▶ **Supplied material**:
☆ ☆ ☆ ☆

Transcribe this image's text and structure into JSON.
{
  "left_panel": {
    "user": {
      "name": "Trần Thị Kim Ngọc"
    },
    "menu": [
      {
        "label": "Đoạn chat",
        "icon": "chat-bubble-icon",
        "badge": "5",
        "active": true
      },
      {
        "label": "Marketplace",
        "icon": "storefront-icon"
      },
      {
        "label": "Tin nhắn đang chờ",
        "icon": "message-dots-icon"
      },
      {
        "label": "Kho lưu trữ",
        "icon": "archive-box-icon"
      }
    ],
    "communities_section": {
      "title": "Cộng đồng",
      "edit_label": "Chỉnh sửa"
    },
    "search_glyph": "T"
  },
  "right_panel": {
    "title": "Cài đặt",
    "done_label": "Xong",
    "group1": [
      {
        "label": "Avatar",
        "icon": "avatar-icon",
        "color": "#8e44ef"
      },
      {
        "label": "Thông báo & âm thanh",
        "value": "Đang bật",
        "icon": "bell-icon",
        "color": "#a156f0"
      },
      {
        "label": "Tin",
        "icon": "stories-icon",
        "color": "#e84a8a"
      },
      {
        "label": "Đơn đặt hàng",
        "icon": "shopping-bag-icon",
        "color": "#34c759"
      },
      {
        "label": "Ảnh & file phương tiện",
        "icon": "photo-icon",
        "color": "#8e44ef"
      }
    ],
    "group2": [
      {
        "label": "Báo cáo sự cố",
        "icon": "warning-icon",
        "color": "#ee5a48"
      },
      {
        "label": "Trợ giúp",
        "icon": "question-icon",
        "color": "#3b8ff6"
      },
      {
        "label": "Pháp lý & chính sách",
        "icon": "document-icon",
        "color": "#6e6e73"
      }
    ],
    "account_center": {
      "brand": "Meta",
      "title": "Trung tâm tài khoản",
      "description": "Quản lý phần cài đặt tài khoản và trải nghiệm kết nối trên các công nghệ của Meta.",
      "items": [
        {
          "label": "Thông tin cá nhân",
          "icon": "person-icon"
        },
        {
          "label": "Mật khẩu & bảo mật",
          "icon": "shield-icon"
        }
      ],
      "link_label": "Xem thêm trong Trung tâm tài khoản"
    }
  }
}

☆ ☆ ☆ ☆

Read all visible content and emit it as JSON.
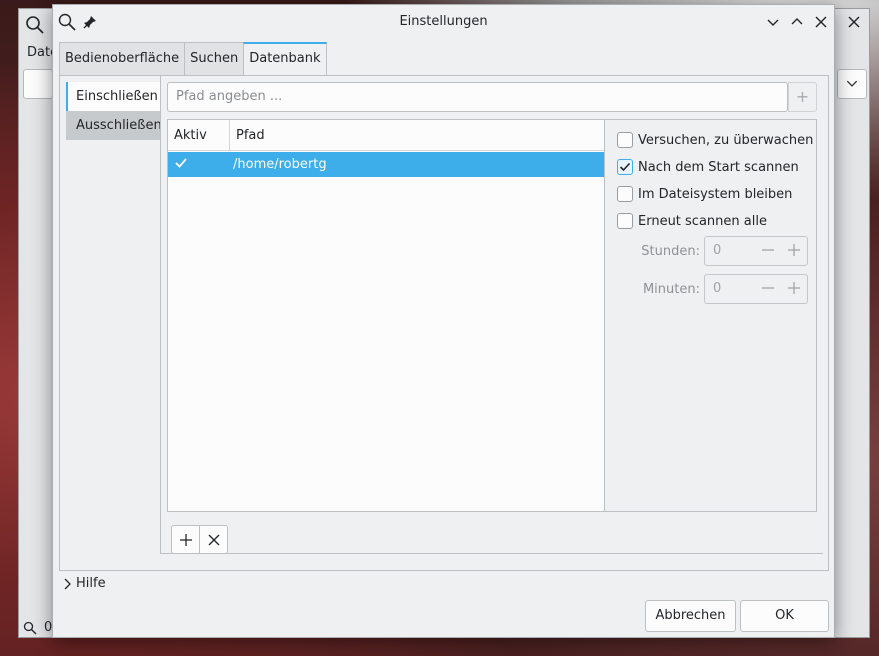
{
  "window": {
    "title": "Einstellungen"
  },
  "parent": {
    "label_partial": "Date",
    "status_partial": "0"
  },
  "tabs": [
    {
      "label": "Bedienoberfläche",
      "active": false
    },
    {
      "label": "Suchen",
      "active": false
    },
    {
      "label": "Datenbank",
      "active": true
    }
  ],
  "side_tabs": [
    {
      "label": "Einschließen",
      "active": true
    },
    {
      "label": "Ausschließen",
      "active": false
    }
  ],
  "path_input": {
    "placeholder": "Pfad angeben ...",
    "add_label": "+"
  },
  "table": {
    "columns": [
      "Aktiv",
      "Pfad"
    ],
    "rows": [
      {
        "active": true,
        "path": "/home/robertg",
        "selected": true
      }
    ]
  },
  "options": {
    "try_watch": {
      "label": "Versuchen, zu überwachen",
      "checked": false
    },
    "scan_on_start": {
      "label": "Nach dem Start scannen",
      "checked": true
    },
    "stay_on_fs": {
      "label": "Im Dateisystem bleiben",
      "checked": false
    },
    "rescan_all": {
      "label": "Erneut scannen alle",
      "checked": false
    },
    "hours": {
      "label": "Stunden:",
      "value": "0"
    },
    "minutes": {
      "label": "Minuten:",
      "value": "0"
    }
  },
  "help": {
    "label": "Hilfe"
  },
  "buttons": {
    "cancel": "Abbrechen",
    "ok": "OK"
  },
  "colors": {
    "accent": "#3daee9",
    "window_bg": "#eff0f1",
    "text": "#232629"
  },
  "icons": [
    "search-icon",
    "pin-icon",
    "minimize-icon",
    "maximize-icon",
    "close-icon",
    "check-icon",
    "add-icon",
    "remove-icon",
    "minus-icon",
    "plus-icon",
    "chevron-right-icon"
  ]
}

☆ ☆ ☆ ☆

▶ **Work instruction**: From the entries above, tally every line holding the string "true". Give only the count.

▶ **Task solution**: 6